Wandering through the crowds at the last Floatopia, bro-bumping everyone in sight and pounding cut-rate malt liquor with a mob of friends, I was having an unfathomably good time. Suddenly coming into a clearing among the people, I came across a guy running in circles like a gorilla, throwing mud and terrorizing anyone around him. Combined with a lot of nudity (good) and seeing a puke-covered young woman continue to vomit while getting dragged by her handcuffs (bad), it was an unforgettable event. Hell, I even stepped on some fool’s head while he had a gently savage Kenny G make-out sesh right in the middle of a walkway. To put it simply, shit was awesome. Wildly awesome.
Oh wait, it’s already happening again?
I just got Vice Chancellor Michael Young’s e-mail about Floatopia 2, and to be honest, I can’t say that I disagree with him. After the carnage, both real and perceived, of the last event, it’s obvious that Floatopia cannot survive on its current evolutionary path.
Don’t believe me? Look at what happened to San Diego a couple years back. The city’s beach community had a decades-long tradition of throwing huge beach parties, including the monumentally epic Over-the-Line Tournament held every year at Fiesta Island. However, when the rest of the city heard a few horror stories, including an overly hyped near-riot, they decided they had had enough. A measure to ban drinking at the city’s beaches passed easily, despite a thorough lack of support from those who actually lived near the water.

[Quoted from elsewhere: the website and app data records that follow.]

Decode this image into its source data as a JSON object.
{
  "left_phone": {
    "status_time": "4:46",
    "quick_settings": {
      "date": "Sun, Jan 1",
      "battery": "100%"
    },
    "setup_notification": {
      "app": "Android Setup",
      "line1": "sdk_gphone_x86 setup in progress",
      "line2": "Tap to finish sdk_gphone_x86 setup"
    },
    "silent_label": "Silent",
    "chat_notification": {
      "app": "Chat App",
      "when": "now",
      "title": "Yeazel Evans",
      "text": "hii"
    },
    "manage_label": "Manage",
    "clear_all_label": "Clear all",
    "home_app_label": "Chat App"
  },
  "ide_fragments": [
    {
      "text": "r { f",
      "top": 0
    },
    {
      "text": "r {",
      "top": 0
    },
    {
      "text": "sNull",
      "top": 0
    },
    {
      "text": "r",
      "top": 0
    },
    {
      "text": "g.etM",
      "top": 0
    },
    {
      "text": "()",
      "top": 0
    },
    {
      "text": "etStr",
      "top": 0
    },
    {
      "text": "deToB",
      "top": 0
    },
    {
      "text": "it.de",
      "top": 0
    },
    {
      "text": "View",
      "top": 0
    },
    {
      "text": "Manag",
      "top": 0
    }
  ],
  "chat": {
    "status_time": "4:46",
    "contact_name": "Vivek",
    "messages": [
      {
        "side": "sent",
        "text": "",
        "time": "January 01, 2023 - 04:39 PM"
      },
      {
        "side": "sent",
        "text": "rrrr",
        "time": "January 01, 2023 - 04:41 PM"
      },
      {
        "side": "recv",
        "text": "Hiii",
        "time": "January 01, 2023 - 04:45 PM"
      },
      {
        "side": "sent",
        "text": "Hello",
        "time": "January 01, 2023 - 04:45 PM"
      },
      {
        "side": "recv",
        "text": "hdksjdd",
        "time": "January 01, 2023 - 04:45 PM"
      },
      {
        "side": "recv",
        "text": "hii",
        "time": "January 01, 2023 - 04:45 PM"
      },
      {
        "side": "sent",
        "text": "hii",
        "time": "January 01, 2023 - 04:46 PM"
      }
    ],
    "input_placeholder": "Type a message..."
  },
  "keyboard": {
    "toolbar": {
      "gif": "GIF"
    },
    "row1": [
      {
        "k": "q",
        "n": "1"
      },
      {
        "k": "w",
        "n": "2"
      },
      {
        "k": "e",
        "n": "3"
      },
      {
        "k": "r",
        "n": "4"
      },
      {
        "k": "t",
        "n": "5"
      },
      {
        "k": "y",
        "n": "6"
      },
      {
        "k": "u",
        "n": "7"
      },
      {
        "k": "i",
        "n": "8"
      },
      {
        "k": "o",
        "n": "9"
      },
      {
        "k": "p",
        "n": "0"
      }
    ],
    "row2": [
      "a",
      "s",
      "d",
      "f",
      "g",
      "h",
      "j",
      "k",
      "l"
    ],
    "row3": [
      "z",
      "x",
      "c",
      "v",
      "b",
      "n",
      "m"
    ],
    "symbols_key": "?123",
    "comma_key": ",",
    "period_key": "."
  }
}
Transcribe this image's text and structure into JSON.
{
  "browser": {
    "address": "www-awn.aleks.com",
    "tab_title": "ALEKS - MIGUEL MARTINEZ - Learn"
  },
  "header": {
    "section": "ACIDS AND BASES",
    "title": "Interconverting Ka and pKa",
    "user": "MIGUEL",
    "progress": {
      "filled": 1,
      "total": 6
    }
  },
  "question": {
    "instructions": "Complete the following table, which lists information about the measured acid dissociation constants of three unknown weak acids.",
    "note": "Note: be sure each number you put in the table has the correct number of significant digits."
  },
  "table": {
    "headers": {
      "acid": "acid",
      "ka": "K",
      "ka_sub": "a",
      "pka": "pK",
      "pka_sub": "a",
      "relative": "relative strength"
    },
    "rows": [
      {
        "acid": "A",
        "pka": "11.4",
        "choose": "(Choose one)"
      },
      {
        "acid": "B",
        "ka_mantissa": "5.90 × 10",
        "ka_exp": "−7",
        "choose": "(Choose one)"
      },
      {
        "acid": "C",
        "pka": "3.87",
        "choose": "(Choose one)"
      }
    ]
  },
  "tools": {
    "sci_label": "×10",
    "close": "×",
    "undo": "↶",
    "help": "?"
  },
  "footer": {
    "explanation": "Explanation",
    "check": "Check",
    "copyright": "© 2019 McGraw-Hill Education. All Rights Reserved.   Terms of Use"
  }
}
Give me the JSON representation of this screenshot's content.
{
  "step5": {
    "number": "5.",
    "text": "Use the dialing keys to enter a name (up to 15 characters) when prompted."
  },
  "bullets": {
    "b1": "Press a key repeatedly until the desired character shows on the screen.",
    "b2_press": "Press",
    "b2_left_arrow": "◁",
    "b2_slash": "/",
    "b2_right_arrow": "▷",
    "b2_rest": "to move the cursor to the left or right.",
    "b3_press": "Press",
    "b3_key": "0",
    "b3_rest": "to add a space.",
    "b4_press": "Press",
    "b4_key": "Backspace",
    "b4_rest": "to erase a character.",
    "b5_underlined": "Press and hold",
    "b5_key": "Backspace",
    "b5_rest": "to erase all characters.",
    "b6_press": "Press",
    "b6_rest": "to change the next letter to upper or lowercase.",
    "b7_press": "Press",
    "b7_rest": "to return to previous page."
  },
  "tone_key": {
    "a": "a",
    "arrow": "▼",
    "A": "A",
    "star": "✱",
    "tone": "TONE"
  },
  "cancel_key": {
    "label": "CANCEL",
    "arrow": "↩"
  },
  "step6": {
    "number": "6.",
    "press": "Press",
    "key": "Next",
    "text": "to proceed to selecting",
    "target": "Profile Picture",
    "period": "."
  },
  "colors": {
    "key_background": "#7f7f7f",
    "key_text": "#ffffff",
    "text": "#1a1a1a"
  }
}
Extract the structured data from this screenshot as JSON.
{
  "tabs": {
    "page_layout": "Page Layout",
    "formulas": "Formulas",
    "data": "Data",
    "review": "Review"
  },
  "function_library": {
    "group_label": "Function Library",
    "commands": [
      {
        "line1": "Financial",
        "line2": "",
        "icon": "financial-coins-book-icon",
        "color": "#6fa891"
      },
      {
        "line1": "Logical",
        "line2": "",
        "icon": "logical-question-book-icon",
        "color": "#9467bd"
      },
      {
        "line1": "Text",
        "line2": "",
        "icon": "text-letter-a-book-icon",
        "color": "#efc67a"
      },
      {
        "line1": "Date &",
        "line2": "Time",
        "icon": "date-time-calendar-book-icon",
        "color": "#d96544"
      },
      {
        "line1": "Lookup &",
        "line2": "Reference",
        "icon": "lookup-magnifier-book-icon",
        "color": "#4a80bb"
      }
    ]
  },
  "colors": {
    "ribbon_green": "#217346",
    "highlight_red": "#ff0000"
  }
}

Past Floatopias, Labor Day and other huge parties at our beach have been remarkably ignored. A few thousand people pounding beers with DJs spinning in the sand never garnered much attention. But now, much like what happened in San Diego, the precedent has been set. With the number of pissed-off people in positions of power right now, the possibility for drastic legislation is very real. We’ve already got noise and alcohol distribution curfews at the ludicrously early hour of midnight; what happens when we can’t even booze at the beach?
The environmental damages caused by Floatopia have been discussed in depth, and although that’s the focus of my studies, I don’t need to get mixed up in that conversation. I’m more concerned about the effects the current uproar, in its aftermath, is going to have on our community. Isla Vista’s residents have, from the beginning, always enjoyed and fought for the freedom to do whatever they wanted. Whether it’s a hippie festival, pimps and hoes parties or burning down banks, we’ve created an environment unlike any other. Just think about how envious people are when they come to visit.
Yet right now that freedom is most definitely coming under fire. Growing up in Chico, I always heard stories about how Chico State went absolutely apeshit in the ’80s and ’90s. But by the time I started getting out and about, what had previously been community apathy toward the exploits of faded students had slowly changed into outrage, and famous local party scene got shut down after increased pressure for restrictive legislation. The same thing will happen for us if the rest of Santa Barbara County thinks we are all a bunch of raging drunks killing off the otters and dolphins with forty bottles and used condoms.
I had a hell of a lot of fun at the most recent Floatopia, and I’m hardly going to quit getting lagonzo at the beach, especially not during my last Spring Quarter. But I’m not going to leave my empties and passed out friends/chicks behind either. The solution to the situation has yet to be found, although getting militant at the beach like Da Hui on the North Shore a couple decades ago is possibly viable alternative. With our image in the eyes of SB natives so important, the main question is whether or not we are willing to let them meddle in our way of life.
As far as Floatopia 2 is concerned, if you want to find me, I’ll be working on a jug of Rossi at Sands.